START Recorded information
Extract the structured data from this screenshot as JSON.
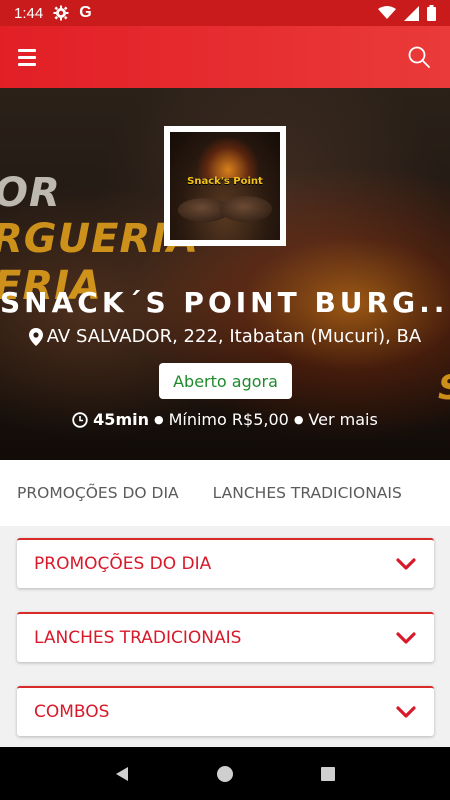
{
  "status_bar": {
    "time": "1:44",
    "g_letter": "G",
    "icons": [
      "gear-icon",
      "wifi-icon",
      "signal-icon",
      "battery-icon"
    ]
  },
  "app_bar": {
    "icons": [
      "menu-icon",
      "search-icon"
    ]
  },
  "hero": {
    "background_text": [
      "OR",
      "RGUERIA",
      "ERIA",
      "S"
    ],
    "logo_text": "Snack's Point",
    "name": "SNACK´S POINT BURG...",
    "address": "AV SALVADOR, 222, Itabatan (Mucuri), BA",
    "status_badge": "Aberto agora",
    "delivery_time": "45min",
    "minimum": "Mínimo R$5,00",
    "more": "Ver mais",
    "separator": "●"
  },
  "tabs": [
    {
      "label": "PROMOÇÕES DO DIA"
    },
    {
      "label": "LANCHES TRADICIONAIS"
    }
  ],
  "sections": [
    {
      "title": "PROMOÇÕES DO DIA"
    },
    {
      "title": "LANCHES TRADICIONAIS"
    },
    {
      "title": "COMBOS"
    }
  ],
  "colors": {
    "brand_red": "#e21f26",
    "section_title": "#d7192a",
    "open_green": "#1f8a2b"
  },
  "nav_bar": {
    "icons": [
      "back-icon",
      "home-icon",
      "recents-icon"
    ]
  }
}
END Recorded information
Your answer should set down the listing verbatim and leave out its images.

- Exercise output:
Extract the structured data from this screenshot as JSON.
{
  "status_bar": {
    "time": "1:44",
    "g_letter": "G",
    "icons": [
      "gear-icon",
      "wifi-icon",
      "signal-icon",
      "battery-icon"
    ]
  },
  "app_bar": {
    "icons": [
      "menu-icon",
      "search-icon"
    ]
  },
  "hero": {
    "background_text": [
      "OR",
      "RGUERIA",
      "ERIA",
      "S"
    ],
    "logo_text": "Snack's Point",
    "name": "SNACK´S POINT BURG...",
    "address": "AV SALVADOR, 222, Itabatan (Mucuri), BA",
    "status_badge": "Aberto agora",
    "delivery_time": "45min",
    "minimum": "Mínimo R$5,00",
    "more": "Ver mais",
    "separator": "●"
  },
  "tabs": [
    {
      "label": "PROMOÇÕES DO DIA"
    },
    {
      "label": "LANCHES TRADICIONAIS"
    }
  ],
  "sections": [
    {
      "title": "PROMOÇÕES DO DIA"
    },
    {
      "title": "LANCHES TRADICIONAIS"
    },
    {
      "title": "COMBOS"
    }
  ],
  "colors": {
    "brand_red": "#e21f26",
    "section_title": "#d7192a",
    "open_green": "#1f8a2b"
  },
  "nav_bar": {
    "icons": [
      "back-icon",
      "home-icon",
      "recents-icon"
    ]
  }
}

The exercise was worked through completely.